The use of Wikipedia for research is a controversial topic among academics, with many advising their students to stay away from the site altogether.
“I genuinely disagree,” says Squirrell. “Those on the other side say that you can’t know who has written it, what they had in mind, what their biases are. But if you’re just trying to get a handle on a subject, or you want to find a scattering of secondary sources, it can be quite useful. I would only recommend it as either a primer or a last resort, but it does have its place.”
Focus your reading
Reading lists can be a hindrance as well as a help. They should be your first port of call for guidance, but they aren’t to-do lists. A book may be listed, but that doesn’t mean you need to absorb the whole thing.
Squirrell advises reading the introduction and conclusion and a relevant chapter but no more. “Otherwise you won’t actually get anything out of it because you’re trying to plough your way through a 300-page monograph,” he says.

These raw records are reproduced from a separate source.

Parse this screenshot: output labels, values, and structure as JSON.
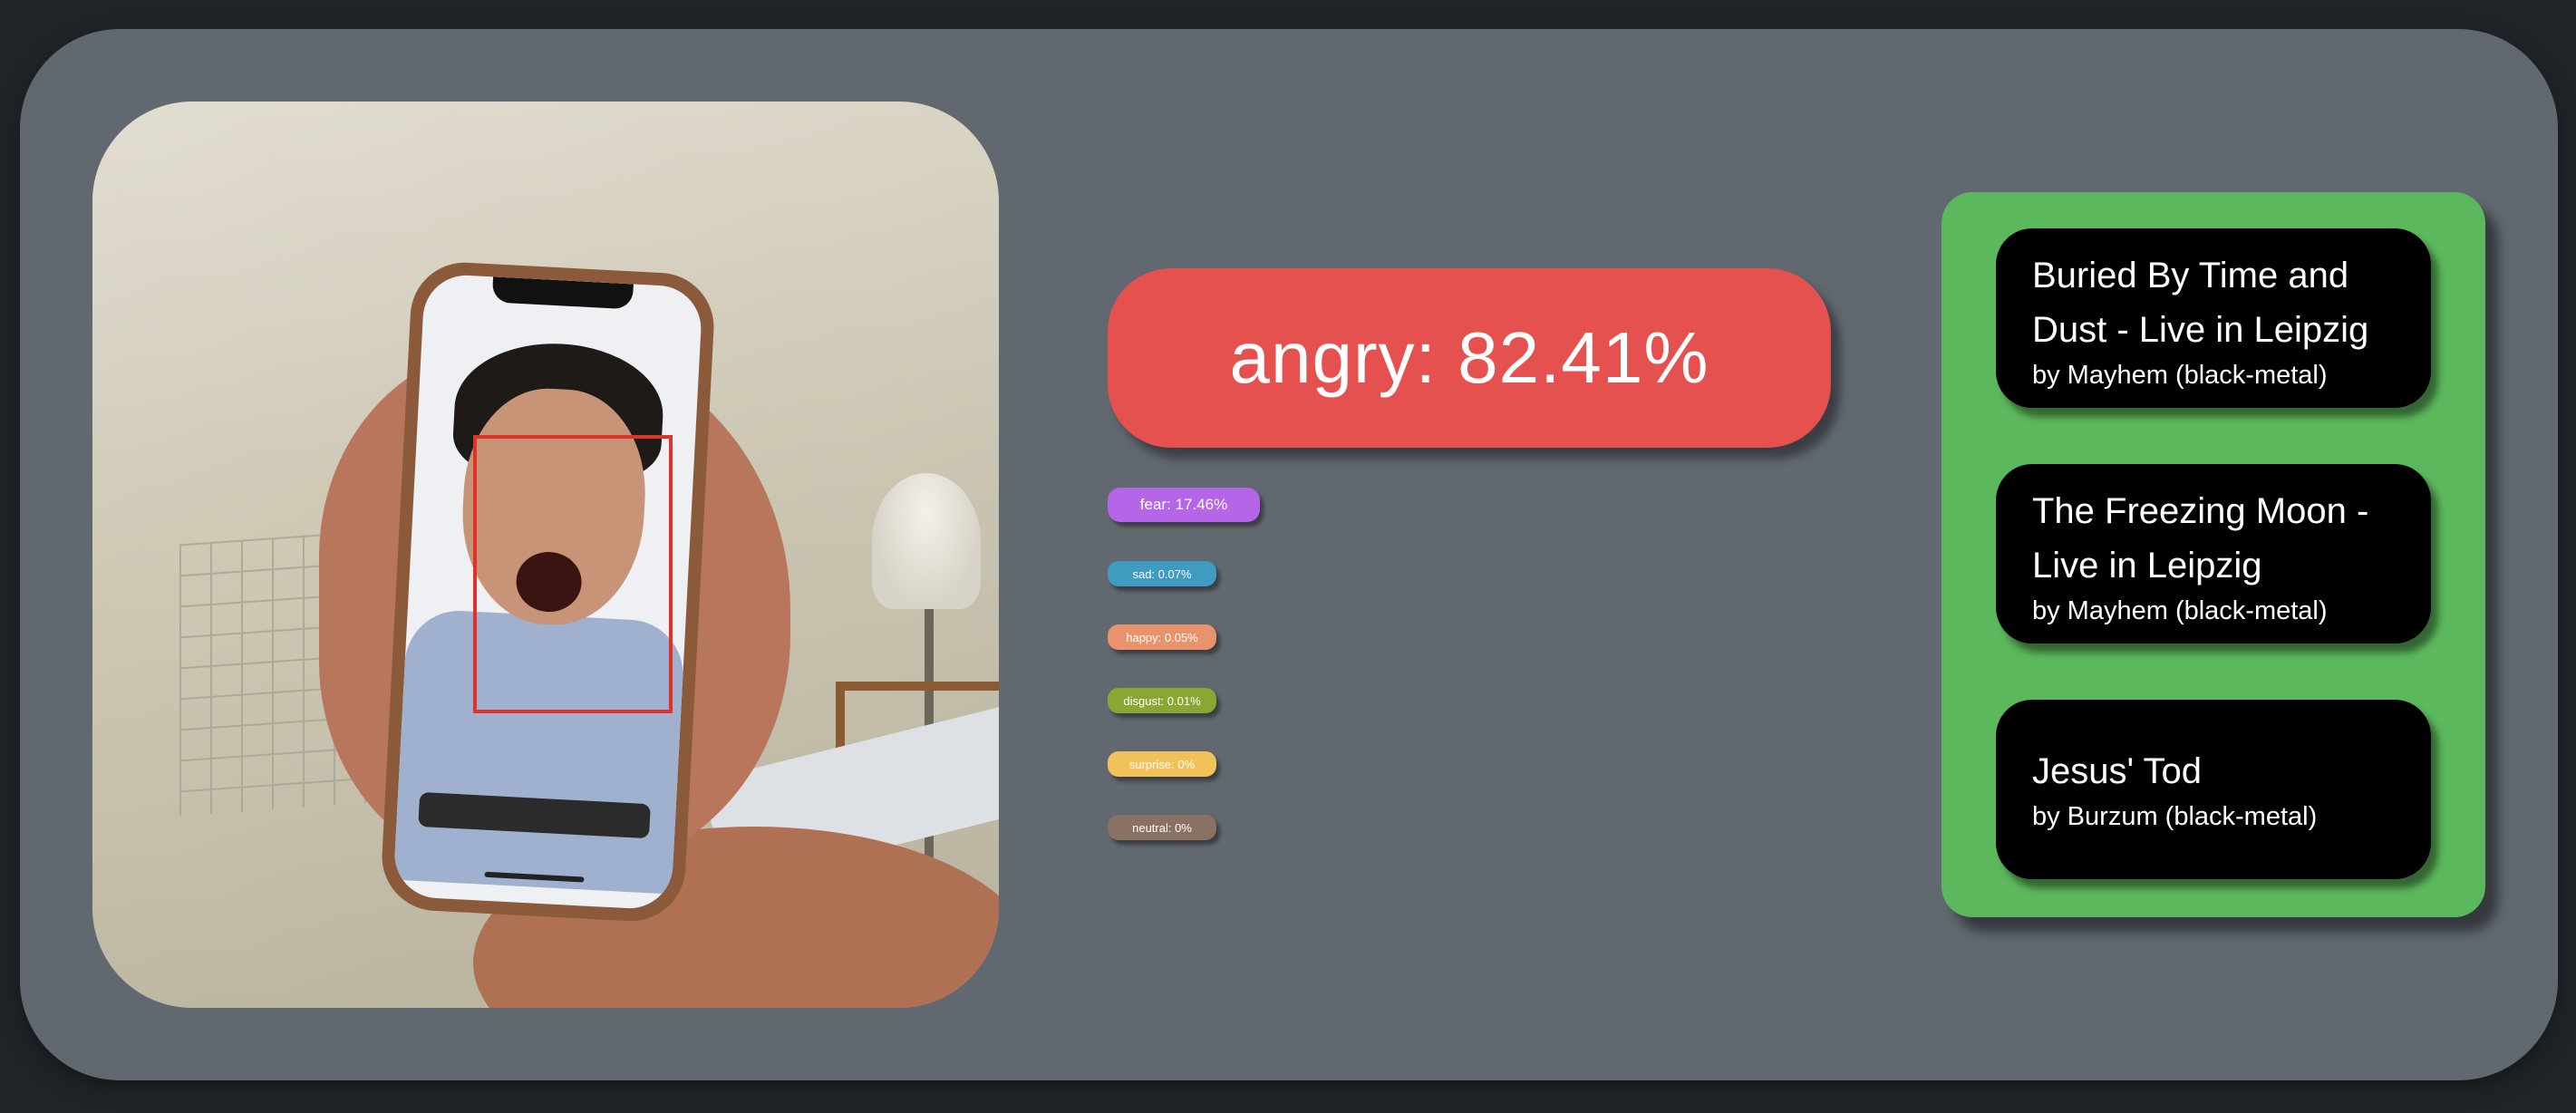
{
  "top_emotion": {
    "label": "angry: 82.41%",
    "color": "#e5514e"
  },
  "emotions": [
    {
      "label": "fear: 17.46%",
      "color": "#b566e6"
    },
    {
      "label": "sad: 0.07%",
      "color": "#3f9bbf"
    },
    {
      "label": "happy: 0.05%",
      "color": "#e8936b"
    },
    {
      "label": "disgust: 0.01%",
      "color": "#8ba632"
    },
    {
      "label": "surprise: 0%",
      "color": "#f1c25a"
    },
    {
      "label": "neutral: 0%",
      "color": "#8a7263"
    }
  ],
  "recommendations": {
    "panel_color": "#5cb85c",
    "songs": [
      {
        "title": "Buried By Time and Dust - Live in Leipzig",
        "artist": "by Mayhem (black-metal)"
      },
      {
        "title": "The Freezing Moon - Live in Leipzig",
        "artist": "by Mayhem (black-metal)"
      },
      {
        "title": "Jesus' Tod",
        "artist": "by Burzum (black-metal)"
      }
    ]
  },
  "camera": {
    "face_box_color": "#e0322a"
  }
}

You also need to store the information you’re gathering in a helpful, systematic way. Bryan Greetham recommends a digital update of his old-school “project box” approach.
“I have a box to catch all of those small things – a figure, a quotation, something interesting someone says – I’ll write them down and put them in the box so I don’t lose them. Then when I come to write, I have all of my material.”
There are a plenty of online offerings to help with this, such as the project management app Scrivener and referencing tool Zotero, and, for the procrastinators, there are productivity programmes like Self Control, which allow users to block certain websites from their computers for a set period.
Essays for sale: the booming online industry in writing academic work to order
Look beyond the reading list
“This is comparatively easy to do,” says Squirrell. “Look at the citations used in the text, put them in Google Scholar, read the abstracts and decide whether they’re worth reading. Then you can look on Google Scholar at other papers that have cited the work you’re writing about – some of those will be useful. But quality matters more than quantity.”
And finally, the introduction
The old trick of dealing with your introduction last is common knowledge, but it seems few have really mastered the art of writing an effective opener.
“Introductions are the easiest things in the world to get right and nobody does it properly,” Squirrel says. “It should be ‘Here is the argument I am going to make, I am going to substantiate this with three or four strands of argumentation, drawing upon these theorists, who say these things, and I will conclude with some thoughts on this area and how it might clarify our understanding of this phenomenon.’ You should be able to encapsulate it in 100 words or so. That’s literally it.”
Keep up with the latest on Guardian Students: follow us on Twitter at @GdnStudents – and become a member to receive exclusive benefits and our weekly newsletter.